(Data records for software interfaces)
──────────────────────────────

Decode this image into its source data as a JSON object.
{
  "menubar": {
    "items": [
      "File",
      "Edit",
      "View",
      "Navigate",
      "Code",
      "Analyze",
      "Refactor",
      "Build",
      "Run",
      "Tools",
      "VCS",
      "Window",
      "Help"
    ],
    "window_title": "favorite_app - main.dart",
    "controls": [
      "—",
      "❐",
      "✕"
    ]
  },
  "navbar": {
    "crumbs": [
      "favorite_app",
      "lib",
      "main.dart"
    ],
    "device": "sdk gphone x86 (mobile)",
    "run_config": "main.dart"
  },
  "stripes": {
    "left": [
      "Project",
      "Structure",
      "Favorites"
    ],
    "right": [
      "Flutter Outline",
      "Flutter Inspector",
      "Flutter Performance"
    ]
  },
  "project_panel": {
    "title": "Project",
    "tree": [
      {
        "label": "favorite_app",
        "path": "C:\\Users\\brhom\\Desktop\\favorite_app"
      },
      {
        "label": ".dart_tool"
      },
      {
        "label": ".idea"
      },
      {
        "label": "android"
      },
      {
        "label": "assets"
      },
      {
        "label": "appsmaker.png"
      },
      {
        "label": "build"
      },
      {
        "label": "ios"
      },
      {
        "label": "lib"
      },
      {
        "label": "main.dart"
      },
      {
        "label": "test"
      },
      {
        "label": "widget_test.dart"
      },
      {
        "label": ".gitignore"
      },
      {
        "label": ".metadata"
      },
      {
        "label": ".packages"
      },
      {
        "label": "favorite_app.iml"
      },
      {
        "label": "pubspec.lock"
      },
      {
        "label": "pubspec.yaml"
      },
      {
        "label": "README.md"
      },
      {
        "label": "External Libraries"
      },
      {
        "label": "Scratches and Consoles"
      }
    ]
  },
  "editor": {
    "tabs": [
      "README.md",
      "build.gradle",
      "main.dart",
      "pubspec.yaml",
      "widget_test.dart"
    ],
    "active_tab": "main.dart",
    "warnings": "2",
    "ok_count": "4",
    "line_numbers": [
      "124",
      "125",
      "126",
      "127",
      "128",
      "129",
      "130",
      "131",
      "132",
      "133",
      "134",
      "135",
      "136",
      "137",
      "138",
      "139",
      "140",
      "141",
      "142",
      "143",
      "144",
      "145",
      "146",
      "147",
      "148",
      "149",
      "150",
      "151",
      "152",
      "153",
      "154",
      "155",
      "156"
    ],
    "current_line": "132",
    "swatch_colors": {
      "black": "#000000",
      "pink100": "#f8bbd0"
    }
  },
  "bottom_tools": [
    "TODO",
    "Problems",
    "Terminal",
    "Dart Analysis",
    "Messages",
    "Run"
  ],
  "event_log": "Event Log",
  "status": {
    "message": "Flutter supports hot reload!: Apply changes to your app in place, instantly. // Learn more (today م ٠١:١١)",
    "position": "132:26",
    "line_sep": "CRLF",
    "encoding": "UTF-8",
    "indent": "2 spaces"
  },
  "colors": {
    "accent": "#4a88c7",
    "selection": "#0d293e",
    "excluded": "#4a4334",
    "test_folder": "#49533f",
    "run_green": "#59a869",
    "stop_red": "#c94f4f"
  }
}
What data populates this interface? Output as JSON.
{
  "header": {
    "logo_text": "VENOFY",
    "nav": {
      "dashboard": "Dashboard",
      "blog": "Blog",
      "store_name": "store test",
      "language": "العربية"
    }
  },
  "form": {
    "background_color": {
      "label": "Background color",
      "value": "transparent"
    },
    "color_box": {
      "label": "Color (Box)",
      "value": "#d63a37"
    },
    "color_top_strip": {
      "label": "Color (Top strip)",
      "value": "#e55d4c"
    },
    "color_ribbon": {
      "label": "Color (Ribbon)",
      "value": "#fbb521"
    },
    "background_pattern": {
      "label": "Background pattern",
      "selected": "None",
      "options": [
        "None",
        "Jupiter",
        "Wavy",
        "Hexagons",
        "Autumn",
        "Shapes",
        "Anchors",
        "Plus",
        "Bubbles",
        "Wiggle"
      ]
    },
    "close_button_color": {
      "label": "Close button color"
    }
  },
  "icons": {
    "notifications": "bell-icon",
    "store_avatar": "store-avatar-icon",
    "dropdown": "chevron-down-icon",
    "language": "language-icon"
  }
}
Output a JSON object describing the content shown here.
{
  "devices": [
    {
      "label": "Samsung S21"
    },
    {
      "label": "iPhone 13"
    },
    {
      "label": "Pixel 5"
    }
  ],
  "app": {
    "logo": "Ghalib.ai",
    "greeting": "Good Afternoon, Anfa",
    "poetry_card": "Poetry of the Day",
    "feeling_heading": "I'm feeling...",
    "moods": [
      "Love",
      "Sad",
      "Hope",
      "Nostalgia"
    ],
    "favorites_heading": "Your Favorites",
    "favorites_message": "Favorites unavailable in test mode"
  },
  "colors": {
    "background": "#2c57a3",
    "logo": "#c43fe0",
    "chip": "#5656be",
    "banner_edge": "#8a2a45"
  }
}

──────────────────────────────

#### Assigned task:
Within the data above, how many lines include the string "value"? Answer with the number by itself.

#### Task output:
4